When Helen Stoner first visits Sherlock Holmes, she describes sounds that she has been hearing in the night:
during the last few nights I have always, about three in the morning, heard a low, clear whistle. . . .
As I opened my door I seemed to hear a low whistle, such as my sister described, and a few moments later a clanging sound, as if a mass of metal had fallen.
Holmes mentally files away this information and will retrieve it when he is staying at Stoke Manor during his active investigation.
In the same initial interview, Helen Stoner tells Holmes that, because of some renovations to Stoke Manor,
I have had to move into the chamber in which my sister died, and to sleep in the very bed in which she slept.
These are two clues that Holmes uses to determine that the death of Miss Stoner's sister was a murder. Holmes also deduces that these strange occurrences figure prominently in the imminent threat to Miss Stoner's life. The sounds are significant, as is the location of her new bedchamber, and Holmes recognizes that right away. He has only to determine the particulars.
When he arrives at Stoke Manor and begins inspecting Helen Stoner's quarters, he notices the nonfunctioning bell pull. He observes
that it is fastened to a hook just above where the little opening for the ventilator is.

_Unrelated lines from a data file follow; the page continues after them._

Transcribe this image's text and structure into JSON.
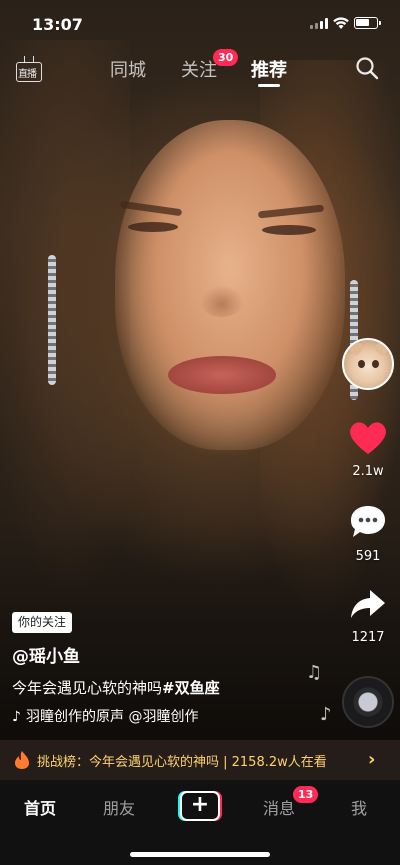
{
  "status_bar": {
    "time": "13:07"
  },
  "top_nav": {
    "live_icon_text": "直播",
    "tabs": [
      {
        "label": "同城",
        "active": false
      },
      {
        "label": "关注",
        "active": false,
        "badge": "30"
      },
      {
        "label": "推荐",
        "active": true
      }
    ],
    "search_icon": "search-icon"
  },
  "right_rail": {
    "avatar_icon": "cat-avatar",
    "like_count": "2.1w",
    "comment_count": "591",
    "share_count": "1217",
    "like_color": "#fe2c55"
  },
  "caption": {
    "follow_tag": "你的关注",
    "username": "@瑶小鱼",
    "text": "今年会遇见心软的神吗",
    "hashtag": "#双鱼座",
    "sound": "羽瞳创作的原声    @羽瞳创作"
  },
  "challenge_bar": {
    "text": "挑战榜：今年会遇见心软的神吗 | 2158.2w人在看",
    "arrow": "›",
    "color": "#ffd36a"
  },
  "bottom_tabs": {
    "home": "首页",
    "friends": "朋友",
    "plus": "+",
    "messages": "消息",
    "messages_badge": "13",
    "me": "我"
  }
}
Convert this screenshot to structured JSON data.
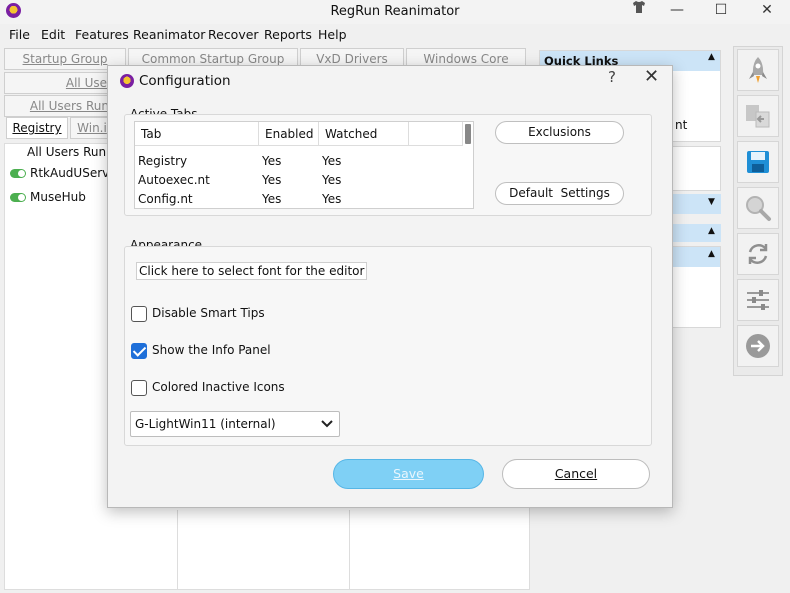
{
  "window": {
    "title": "RegRun Reanimator",
    "minimize": "—",
    "maximize": "☐",
    "close": "✕",
    "extra_icon": "shirt-icon"
  },
  "menu": [
    "File",
    "Edit",
    "Features",
    "Reanimator",
    "Recover",
    "Reports",
    "Help"
  ],
  "bg_tabs": {
    "row1": [
      "Startup Group",
      "Common Startup Group",
      "VxD Drivers",
      "Windows Core"
    ],
    "row2": [
      "All Use"
    ],
    "row3": [
      "All Users Run"
    ],
    "row4": [
      "Registry",
      "Win.i"
    ]
  },
  "left_list": {
    "header": "All Users Run",
    "items": [
      "RtkAudUServic",
      "MuseHub"
    ]
  },
  "right_panel": {
    "quick_links": "Quick Links",
    "partial_text": "nt"
  },
  "dialog": {
    "title": "Configuration",
    "help": "?",
    "close": "✕",
    "active_tabs": {
      "label": "Active Tabs",
      "columns": [
        "Tab",
        "Enabled",
        "Watched"
      ],
      "rows": [
        {
          "tab": "Registry",
          "enabled": "Yes",
          "watched": "Yes"
        },
        {
          "tab": "Autoexec.nt",
          "enabled": "Yes",
          "watched": "Yes"
        },
        {
          "tab": "Config.nt",
          "enabled": "Yes",
          "watched": "Yes"
        }
      ]
    },
    "exclusions_button": "Exclusions",
    "default_settings_button": "Default  Settings",
    "appearance": {
      "label": "Appearance",
      "font_link": "Click here to select font for the editor",
      "checkboxes": [
        {
          "label": "Disable Smart Tips",
          "checked": false
        },
        {
          "label": "Show the Info Panel",
          "checked": true
        },
        {
          "label": "Colored Inactive Icons",
          "checked": false
        }
      ],
      "skin_selected": "G-LightWin11 (internal)"
    },
    "save_button": "Save",
    "cancel_button": "Cancel"
  },
  "side_toolbar": {
    "icons": [
      "rocket-icon",
      "copy-icon",
      "save-icon",
      "search-icon",
      "refresh-icon",
      "settings-sliders-icon",
      "next-arrow-icon"
    ]
  },
  "colors": {
    "accent": "#1e6fd9",
    "save_button": "#7fd0f5",
    "panel_header": "#cce4f7"
  }
}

He easily sees that it is used to create an opening in the room—an opening large enough for the snake to enter.